(Element data from apps and pages)
--- START ---

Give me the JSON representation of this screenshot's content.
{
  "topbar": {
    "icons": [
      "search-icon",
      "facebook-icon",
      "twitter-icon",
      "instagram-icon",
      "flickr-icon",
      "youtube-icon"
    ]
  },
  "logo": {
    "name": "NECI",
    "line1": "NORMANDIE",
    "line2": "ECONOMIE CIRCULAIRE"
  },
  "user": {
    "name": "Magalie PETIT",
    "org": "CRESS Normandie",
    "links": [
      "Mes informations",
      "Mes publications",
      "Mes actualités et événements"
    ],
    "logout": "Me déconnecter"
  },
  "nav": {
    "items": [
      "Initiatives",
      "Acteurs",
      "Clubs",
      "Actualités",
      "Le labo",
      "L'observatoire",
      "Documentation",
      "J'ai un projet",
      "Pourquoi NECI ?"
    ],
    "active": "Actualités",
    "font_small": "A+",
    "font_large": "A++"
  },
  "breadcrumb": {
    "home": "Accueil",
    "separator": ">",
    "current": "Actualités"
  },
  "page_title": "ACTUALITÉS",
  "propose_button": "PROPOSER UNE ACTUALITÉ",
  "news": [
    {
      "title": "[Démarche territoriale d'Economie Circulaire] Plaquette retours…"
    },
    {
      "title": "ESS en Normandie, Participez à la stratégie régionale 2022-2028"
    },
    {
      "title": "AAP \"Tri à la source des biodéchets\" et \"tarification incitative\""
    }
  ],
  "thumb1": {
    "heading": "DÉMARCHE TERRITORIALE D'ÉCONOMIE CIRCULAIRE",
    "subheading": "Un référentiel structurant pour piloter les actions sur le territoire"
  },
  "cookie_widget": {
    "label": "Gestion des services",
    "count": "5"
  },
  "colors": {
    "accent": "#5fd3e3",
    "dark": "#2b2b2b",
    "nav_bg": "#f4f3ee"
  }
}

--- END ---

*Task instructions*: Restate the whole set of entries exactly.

*Answer space*:
Give me the JSON representation of this screenshot's content.
{
  "topbar": {
    "icons": [
      "search-icon",
      "facebook-icon",
      "twitter-icon",
      "instagram-icon",
      "flickr-icon",
      "youtube-icon"
    ]
  },
  "logo": {
    "name": "NECI",
    "line1": "NORMANDIE",
    "line2": "ECONOMIE CIRCULAIRE"
  },
  "user": {
    "name": "Magalie PETIT",
    "org": "CRESS Normandie",
    "links": [
      "Mes informations",
      "Mes publications",
      "Mes actualités et événements"
    ],
    "logout": "Me déconnecter"
  },
  "nav": {
    "items": [
      "Initiatives",
      "Acteurs",
      "Clubs",
      "Actualités",
      "Le labo",
      "L'observatoire",
      "Documentation",
      "J'ai un projet",
      "Pourquoi NECI ?"
    ],
    "active": "Actualités",
    "font_small": "A+",
    "font_large": "A++"
  },
  "breadcrumb": {
    "home": "Accueil",
    "separator": ">",
    "current": "Actualités"
  },
  "page_title": "ACTUALITÉS",
  "propose_button": "PROPOSER UNE ACTUALITÉ",
  "news": [
    {
      "title": "[Démarche territoriale d'Economie Circulaire] Plaquette retours…"
    },
    {
      "title": "ESS en Normandie, Participez à la stratégie régionale 2022-2028"
    },
    {
      "title": "AAP \"Tri à la source des biodéchets\" et \"tarification incitative\""
    }
  ],
  "thumb1": {
    "heading": "DÉMARCHE TERRITORIALE D'ÉCONOMIE CIRCULAIRE",
    "subheading": "Un référentiel structurant pour piloter les actions sur le territoire"
  },
  "cookie_widget": {
    "label": "Gestion des services",
    "count": "5"
  },
  "colors": {
    "accent": "#5fd3e3",
    "dark": "#2b2b2b",
    "nav_bg": "#f4f3ee"
  }
}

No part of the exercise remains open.